Your employer punishes you over what you post on social media
Your employer is allowed to check your social media. You can get in trouble for defamatory statements, or for posting confidential and sensitive information.
It can be tempting to use social media as a way to expose your bad employer’s unethical behavior. But if you want any real compensation for your suffering, you should speak to a lawyer rather than Twitter.
Also Read: Defamation of Character Lawsuit FAQ
You were fired or punished for something illegal
Have you noticed your boss asking inappropriate questions that would discriminate against you? An employer cannot refuse to fire you based on your race, religion, nationality, sex, sexual orientation, age, familial status, disability, or financial status.
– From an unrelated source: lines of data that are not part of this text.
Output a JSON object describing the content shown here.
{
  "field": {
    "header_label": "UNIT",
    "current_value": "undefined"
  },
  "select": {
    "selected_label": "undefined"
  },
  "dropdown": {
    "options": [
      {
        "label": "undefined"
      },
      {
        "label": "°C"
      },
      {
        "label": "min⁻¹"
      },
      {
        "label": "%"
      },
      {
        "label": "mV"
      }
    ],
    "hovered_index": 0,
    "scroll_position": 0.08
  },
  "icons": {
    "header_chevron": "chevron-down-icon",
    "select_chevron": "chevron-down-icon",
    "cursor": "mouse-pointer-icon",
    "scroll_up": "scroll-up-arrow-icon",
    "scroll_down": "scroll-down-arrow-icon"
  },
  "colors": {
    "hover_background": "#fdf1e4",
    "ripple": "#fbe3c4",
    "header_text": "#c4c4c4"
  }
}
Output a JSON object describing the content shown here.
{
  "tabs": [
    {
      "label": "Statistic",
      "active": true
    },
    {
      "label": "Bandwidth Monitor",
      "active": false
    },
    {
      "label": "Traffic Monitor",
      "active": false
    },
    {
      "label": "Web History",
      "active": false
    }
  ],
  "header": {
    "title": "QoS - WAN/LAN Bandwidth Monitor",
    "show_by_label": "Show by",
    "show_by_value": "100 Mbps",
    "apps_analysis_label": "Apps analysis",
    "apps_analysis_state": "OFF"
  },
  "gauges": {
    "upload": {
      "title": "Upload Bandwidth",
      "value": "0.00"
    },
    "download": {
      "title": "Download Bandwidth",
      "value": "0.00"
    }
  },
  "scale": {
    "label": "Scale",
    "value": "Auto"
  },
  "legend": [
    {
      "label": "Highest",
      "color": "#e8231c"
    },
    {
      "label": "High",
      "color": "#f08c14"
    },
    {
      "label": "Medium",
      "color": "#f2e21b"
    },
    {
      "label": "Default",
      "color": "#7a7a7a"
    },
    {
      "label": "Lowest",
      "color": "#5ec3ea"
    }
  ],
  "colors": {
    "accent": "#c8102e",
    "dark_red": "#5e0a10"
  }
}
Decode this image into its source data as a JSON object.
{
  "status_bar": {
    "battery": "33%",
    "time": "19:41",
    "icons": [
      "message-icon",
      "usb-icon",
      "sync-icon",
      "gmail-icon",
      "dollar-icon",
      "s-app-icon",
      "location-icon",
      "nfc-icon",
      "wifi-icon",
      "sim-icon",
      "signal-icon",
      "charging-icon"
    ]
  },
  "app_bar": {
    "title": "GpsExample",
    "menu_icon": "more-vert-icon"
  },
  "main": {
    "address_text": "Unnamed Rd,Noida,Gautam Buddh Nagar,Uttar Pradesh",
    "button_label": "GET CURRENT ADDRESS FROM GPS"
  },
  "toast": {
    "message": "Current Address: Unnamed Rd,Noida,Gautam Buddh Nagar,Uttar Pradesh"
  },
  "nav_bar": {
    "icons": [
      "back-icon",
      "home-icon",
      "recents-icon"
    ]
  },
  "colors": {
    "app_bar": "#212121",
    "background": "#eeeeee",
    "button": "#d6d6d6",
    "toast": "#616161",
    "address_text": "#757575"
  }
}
Most employers won’t admit to firing you for discriminatory reasons, but they may ask you things like:
- How old your kids are, if they’re in daycare, and if you want more.
- Citizenship status.
- What your partner does for a living and how much they make.
- Invasive questions about age.
- Your opinion on who you work with.
You cannot be fired for something illegal like whistleblowing or discrimination. However, as an at-will employee, your boss can legally fire you anything, even if it’s ridiculous or unethical. You can still take legal action against your former boss for unlawful termination that includes:
- An unrelated personal conflict
Also Read: Unlawful Termination FAQ
Your employer penalizes you for speaking out against them
You may bring up some of your employer’s illegal activity, or something unethical happening in the workplace. This is called whistleblowing and your employer cannot fire you for doing it. If you do bring up an issue with your employer and they react poorly to your claims by either firing you or threatening you, call a lawyer right away.
Also Read: Whistleblowing: 6 Workers Rights Everyone Should Know
When To Call A Lawyer
Make copies of all contracts and employee handbooks. These are good references in case any illegal activity occurs. You may sign something that has you agreeing to illegal provisions. If you’ve signed something you think is illegal for an employer to ask you, call a lawyer and ask about the employment laws in your state.
Your bad employer might make you feel powerless or like you have no legal rights as an employee. A lawyer can get you what you’re legally entitled to, and help you sue your bad boss.
If your employer has done any of these actions or has done something illegal, call a lawyer immediately.